At 10 pm, Plymyer was faced with the formidable task of uniting a fractured student body after a day of serious division. As students gathered in the Social Hall, Plymyer pleaded for unity and constructive action and was met with a largely positive response. “Positive action was now a definite possibility, for a coalition, or at least a compromise between moderates and the more radical students now seemed possible,” wrote a student. Proposals for a letter writing campaign, hunger strike, and telegram campaigns were all met with approval and began to take shape.

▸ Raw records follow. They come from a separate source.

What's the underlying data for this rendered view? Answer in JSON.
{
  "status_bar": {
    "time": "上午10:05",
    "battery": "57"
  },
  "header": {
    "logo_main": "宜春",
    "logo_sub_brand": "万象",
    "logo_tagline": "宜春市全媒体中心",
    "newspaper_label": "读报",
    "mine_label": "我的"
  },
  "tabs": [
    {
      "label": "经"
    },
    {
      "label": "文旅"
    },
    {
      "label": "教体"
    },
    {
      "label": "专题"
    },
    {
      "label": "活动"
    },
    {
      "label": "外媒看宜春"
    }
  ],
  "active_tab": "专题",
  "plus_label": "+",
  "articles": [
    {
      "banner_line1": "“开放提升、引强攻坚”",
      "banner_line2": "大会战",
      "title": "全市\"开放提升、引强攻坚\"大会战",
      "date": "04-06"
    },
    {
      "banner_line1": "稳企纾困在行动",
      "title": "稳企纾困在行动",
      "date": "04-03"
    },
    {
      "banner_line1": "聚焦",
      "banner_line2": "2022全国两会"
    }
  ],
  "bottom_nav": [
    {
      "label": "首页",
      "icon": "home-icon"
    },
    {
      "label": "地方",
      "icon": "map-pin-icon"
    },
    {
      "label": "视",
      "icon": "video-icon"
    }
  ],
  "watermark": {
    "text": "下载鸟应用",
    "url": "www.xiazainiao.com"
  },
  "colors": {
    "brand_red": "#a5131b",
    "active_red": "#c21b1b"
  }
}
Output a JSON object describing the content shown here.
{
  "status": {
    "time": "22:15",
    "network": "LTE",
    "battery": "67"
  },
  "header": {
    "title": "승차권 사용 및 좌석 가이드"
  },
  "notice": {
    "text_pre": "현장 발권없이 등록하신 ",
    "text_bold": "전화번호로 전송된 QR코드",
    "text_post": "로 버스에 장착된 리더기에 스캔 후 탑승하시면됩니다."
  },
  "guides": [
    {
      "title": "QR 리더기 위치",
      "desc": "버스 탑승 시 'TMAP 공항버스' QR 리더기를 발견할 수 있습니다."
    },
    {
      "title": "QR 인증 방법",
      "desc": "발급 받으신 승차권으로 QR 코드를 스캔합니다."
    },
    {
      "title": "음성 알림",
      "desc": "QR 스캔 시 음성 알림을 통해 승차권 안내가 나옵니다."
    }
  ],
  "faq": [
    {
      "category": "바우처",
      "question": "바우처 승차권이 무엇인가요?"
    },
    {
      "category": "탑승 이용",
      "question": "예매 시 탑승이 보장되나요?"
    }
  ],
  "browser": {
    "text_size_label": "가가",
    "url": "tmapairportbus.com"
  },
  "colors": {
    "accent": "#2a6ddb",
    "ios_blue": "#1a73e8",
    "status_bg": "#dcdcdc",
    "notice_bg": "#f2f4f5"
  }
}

A proposal for a teach-in was also approved and included diverse representatives including students from SDS, the Afro-American Society, moderate Sandy Weinberg and liberal Stan Shulman. One student wrote that while “skepticism was allowed, opposition was not”: when conservative Chris Zimmerman asked to join the panel, the assembly voted down his proposal. Shulman also proposed an item for the referendum asking that all Vietnamese who desired it be given American citizenship to “save as many lives as possible.” The proposal was received favorably and included on the referendum. SDS representative Greg Shumers described the war as “economic exploitation” and called for a coalition of students and workers to pressure Nixon into troop withdrawal. While diverse opinions were expressed, the Tuesday night meeting was considerably more efficient than the night before as students recognized the need to be strategic, instead of reactive.
While included on the teach-in panel, the African American students began to distance themselves from the movement as racial tensions increased that night. Late that evening, a young Black town resident was thrown out of Biddle House for “harassing” girls living in the dormitory. “As the meeting cleared out to see what had happened, racial tensions were extremely high,” remembered one student. Although the Afro-American Society made no declaration at the moment, the student recalls representative Ken Woodard saying, “No more talking, just fighting.” It was reported that later that night Woodard was involved in a physical confrontation with a white student.
For the majority of the protesters, however, Tuesday represented a major milestone: the major factions had successfully united. “By Tuesday night, the polarized feelings between moderates and radicals had healed; the moderates had become a little more radicalized, the radicals realizing that nothing could be accomplished, without some rational thinking. A new spirit of cooperation descended upon the meeting; unity became the key.”